Saved entries:
^^^^^^^^

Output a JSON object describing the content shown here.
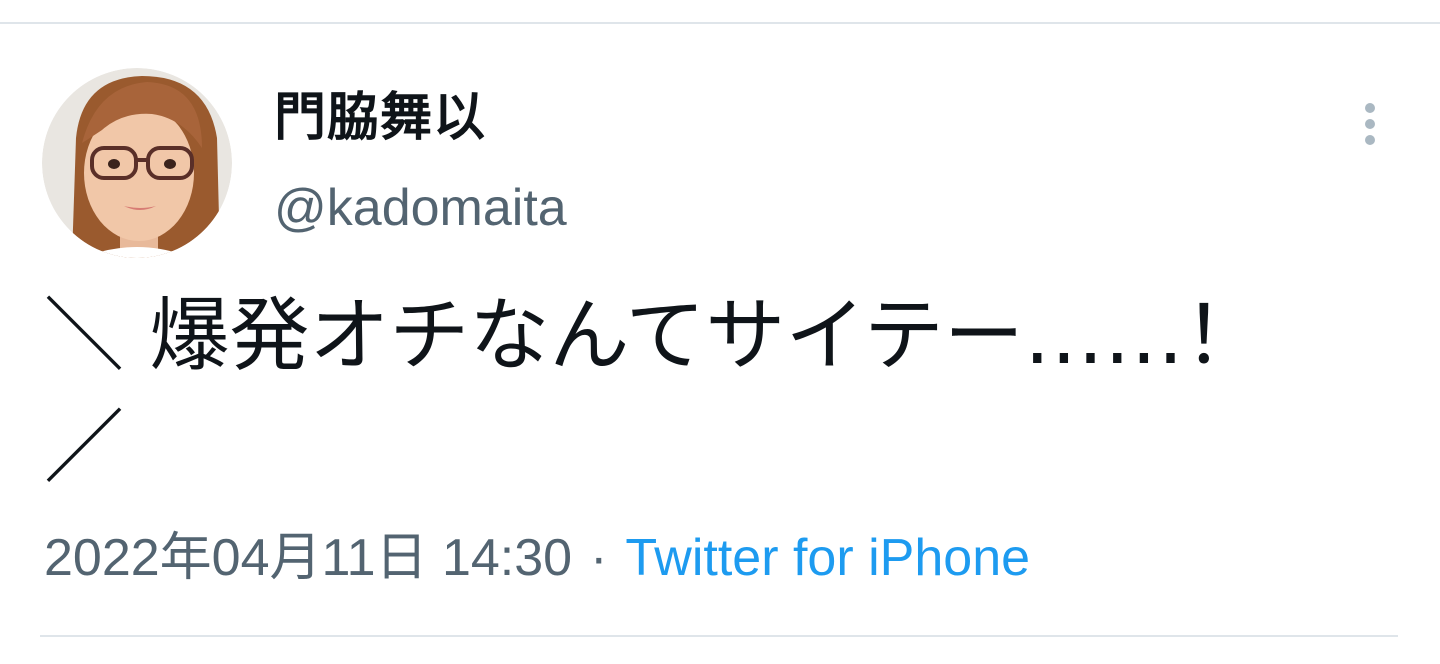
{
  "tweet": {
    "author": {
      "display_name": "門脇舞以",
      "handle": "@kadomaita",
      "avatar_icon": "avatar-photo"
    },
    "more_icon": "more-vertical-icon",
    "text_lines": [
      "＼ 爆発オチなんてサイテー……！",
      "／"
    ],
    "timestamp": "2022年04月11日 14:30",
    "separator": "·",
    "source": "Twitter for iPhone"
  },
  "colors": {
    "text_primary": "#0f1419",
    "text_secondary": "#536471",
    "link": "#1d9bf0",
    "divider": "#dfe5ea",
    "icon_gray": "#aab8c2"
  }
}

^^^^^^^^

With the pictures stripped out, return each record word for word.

Task response:
Output a JSON object describing the content shown here.
{
  "tweet": {
    "author": {
      "display_name": "門脇舞以",
      "handle": "@kadomaita",
      "avatar_icon": "avatar-photo"
    },
    "more_icon": "more-vertical-icon",
    "text_lines": [
      "＼ 爆発オチなんてサイテー……！",
      "／"
    ],
    "timestamp": "2022年04月11日 14:30",
    "separator": "·",
    "source": "Twitter for iPhone"
  },
  "colors": {
    "text_primary": "#0f1419",
    "text_secondary": "#536471",
    "link": "#1d9bf0",
    "divider": "#dfe5ea",
    "icon_gray": "#aab8c2"
  }
}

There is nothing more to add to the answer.